Within a week or so, they caught a possum. At first they didn’t know what to call it, nor did they know what to do with it. I said, “Just pull it out and throw it in the ditch somewhere--it will act dead, so it’s not dangerous.” Then it was back to never catching the groundhog, who just polished off the freshly sprouted snow peas Maxine planted, among other things. “Groundhog is very smart,” they said more than once. My new advice was to cover the trap with some sticks and leaves to camouflage it, which they did.

Finally, after two more weeks, another beast was captured. Max went over to check the trap before taking his kids to school. He kicked the branches aside and received a full-frontal blast of skunk spunk. Staggering back to the car, he opened the door and the kids went running out, yelling, “It stinks, it stinks!” He changed his clothes but still smelled like skunk for a couple of days. I think he ended up letting the skunk starve to death in the cage, because there was no way to get it out without being sprayed again.

My wife said, “God, when is he going to just give up and die?” China Max, when will the tide of woe turn away from that shore where you have been buried up to the neck? Like Leslie Nielson in Creepshow, you will have to hold your breath for a long, long time.

Wednesday, November 11, 2009

An Open Letter to Tootsie Roll Industries

above: the author suppresses his "cough nubbin"
re: Junior Mints

In response to the terribly unsatisfying “story” on the back panel of the Junior Mints package:

Over fifty years ago a new “Star” was born. Given Junior Mints’ popularity at the movies it comes as no surprise that the brand was named after a top Broadway play in 1949: “Junior Miss”!

My contempt for this story can scarcely be conveyed—from its capitalization of the word “star” to its utter failure to impress me with anything resembling irony, verbal wit or even mere surprise. For starters, I see negligible connection between Broadway and “the movies” in the contemporary world. Perhaps if I’m seeing “Chicago,” this tale reeks less of utter senselessness.

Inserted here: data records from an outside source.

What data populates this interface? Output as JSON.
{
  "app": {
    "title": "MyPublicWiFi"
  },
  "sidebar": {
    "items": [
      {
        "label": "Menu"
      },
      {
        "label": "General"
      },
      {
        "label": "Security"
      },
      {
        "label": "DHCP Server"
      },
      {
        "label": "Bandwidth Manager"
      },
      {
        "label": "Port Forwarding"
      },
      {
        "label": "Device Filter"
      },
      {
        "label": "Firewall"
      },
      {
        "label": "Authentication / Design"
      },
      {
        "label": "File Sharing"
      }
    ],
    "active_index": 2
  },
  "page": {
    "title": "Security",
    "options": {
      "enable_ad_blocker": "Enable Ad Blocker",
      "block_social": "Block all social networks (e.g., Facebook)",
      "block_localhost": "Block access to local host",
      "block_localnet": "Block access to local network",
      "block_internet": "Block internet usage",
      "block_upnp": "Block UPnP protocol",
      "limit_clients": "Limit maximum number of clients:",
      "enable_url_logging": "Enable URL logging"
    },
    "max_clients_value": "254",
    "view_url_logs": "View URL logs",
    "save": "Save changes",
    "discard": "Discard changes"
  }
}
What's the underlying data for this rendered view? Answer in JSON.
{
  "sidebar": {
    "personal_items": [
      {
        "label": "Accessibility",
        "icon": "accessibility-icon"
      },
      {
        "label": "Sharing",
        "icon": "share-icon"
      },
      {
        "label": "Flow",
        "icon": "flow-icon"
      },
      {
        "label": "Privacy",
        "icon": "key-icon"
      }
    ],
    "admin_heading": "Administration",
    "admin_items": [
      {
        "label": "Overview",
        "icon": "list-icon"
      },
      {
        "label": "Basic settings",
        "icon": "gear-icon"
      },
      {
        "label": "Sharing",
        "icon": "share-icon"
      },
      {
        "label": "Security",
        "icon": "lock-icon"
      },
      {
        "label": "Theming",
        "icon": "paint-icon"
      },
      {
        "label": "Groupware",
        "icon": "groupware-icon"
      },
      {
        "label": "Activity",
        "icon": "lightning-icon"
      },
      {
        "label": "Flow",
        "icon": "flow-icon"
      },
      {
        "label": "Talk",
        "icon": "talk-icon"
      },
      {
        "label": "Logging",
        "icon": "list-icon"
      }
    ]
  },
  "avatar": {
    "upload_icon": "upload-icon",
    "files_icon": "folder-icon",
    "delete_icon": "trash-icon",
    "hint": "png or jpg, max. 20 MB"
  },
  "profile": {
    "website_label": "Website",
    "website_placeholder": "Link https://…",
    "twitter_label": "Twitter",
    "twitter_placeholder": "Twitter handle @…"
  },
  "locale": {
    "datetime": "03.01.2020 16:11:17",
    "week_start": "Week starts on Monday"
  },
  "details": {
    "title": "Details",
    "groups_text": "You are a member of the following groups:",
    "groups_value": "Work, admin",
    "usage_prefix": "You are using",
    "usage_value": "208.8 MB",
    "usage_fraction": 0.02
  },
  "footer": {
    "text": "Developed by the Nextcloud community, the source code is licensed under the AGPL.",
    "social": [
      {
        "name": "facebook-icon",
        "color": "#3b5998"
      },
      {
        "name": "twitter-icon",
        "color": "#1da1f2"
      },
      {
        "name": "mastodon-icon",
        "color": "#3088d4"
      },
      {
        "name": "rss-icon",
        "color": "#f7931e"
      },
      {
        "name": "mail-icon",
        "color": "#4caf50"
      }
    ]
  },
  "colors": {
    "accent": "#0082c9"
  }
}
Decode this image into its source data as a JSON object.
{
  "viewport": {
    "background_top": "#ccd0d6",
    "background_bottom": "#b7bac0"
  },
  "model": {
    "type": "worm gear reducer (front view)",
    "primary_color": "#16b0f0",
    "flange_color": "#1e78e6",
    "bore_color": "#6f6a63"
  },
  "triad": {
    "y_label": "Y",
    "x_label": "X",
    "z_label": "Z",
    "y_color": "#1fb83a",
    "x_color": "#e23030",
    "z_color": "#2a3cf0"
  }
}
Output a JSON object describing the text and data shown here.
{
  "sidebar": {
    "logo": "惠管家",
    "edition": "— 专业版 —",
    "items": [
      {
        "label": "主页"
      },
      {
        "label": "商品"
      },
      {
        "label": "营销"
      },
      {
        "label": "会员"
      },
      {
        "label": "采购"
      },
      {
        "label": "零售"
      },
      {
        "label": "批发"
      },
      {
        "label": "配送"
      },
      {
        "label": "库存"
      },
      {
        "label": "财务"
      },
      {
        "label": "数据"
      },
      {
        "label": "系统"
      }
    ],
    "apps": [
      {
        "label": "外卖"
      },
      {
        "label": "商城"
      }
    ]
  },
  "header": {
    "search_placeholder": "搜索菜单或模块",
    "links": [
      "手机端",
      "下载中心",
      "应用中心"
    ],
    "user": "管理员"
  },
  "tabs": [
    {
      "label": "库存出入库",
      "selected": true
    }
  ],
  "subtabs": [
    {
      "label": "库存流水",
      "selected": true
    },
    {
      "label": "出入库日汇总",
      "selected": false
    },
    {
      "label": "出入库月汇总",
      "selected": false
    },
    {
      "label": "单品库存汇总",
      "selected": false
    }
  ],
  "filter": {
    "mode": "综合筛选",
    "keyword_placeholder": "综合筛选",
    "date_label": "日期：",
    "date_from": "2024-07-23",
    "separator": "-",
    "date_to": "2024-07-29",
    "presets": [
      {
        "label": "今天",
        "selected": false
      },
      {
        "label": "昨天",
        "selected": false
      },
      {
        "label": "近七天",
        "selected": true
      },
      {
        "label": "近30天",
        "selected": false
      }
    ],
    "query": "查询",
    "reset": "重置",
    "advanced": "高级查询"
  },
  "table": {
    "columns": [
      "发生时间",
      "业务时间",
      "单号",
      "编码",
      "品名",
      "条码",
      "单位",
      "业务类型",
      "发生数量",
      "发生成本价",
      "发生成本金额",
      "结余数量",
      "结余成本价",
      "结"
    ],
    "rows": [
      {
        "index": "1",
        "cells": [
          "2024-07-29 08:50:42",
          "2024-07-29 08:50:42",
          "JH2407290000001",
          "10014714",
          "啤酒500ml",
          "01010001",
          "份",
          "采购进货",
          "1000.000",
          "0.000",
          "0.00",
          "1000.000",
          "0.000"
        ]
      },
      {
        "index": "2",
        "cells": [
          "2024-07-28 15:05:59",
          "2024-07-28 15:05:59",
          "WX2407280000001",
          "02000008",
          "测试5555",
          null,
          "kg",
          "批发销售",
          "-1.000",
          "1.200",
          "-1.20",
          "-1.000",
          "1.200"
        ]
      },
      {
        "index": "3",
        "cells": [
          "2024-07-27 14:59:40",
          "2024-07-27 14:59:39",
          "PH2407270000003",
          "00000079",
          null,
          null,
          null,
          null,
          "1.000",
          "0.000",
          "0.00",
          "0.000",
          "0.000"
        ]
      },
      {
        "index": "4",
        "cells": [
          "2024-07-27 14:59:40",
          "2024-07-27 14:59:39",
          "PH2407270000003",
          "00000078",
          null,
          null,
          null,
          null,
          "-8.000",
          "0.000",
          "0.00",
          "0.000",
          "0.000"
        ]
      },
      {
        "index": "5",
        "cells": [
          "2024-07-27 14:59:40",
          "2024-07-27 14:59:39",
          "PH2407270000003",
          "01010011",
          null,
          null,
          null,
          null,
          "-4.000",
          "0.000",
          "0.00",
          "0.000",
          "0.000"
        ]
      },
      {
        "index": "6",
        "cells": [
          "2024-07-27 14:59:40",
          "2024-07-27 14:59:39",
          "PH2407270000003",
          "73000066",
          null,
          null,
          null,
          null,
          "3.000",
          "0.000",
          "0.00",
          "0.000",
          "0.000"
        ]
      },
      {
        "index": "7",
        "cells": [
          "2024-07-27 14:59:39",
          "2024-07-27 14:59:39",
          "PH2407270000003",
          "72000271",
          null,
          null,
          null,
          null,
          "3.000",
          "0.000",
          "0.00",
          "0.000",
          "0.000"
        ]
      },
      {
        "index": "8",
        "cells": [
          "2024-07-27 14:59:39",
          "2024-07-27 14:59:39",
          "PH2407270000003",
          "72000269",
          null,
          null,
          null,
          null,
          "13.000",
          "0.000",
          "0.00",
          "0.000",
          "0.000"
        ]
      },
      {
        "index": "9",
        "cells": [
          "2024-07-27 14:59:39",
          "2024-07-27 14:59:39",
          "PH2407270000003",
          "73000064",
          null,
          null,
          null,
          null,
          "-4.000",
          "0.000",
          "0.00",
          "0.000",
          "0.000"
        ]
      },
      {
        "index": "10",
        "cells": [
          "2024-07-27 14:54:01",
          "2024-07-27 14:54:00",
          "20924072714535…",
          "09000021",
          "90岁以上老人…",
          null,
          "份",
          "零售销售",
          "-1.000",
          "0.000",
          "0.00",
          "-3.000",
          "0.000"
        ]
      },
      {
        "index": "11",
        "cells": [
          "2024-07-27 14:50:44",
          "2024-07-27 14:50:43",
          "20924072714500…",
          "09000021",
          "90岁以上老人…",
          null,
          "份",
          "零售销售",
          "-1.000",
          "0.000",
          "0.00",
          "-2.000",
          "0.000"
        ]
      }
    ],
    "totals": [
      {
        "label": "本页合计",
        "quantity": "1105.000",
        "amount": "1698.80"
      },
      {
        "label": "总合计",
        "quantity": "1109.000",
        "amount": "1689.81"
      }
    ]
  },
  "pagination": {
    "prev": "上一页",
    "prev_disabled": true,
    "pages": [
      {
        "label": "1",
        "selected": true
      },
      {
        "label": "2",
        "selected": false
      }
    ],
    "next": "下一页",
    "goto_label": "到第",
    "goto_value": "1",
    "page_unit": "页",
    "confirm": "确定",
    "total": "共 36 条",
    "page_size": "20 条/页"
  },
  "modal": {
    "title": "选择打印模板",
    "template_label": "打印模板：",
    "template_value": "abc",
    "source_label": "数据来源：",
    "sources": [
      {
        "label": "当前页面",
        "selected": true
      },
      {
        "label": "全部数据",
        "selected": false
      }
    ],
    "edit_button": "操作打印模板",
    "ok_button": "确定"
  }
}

I have also discovered that your product, if devoured in a time of illness, can stimulate the “cough nubbin” region of the throat during those most sensitive moments of movie-seat tension. Perhaps if you printed a warning on the box, vulnerable consumers would not be caught unawares, thus reducing these disastrously inopportune occurrences of “tickle throat” and subsequent coughing fits. Something like "Junior Mints may aggravate the human body" would cover most situations.

Let there be no confusion: this in no way subtracts from the immense pleasure I derive from the mints themselves. You have engineered a chocolaty capsule fully capable of delivering its flowing minty payload—it’s a rampaging taste sensation, there’s no denying that. However, numerous mints do not survive their journey to my theater seat intact. Many a box has bottomed out in a disappointment of mashed, merged, bleeding, wrecked and otherwise compromised treats, a phenomenon I refer to as “Manure Mints.” It is my wish that, for everyone’s sake, you will rectify this snacking catastrophe with some kind of space-age wisdom or system of recompense.

Mr. "Woody"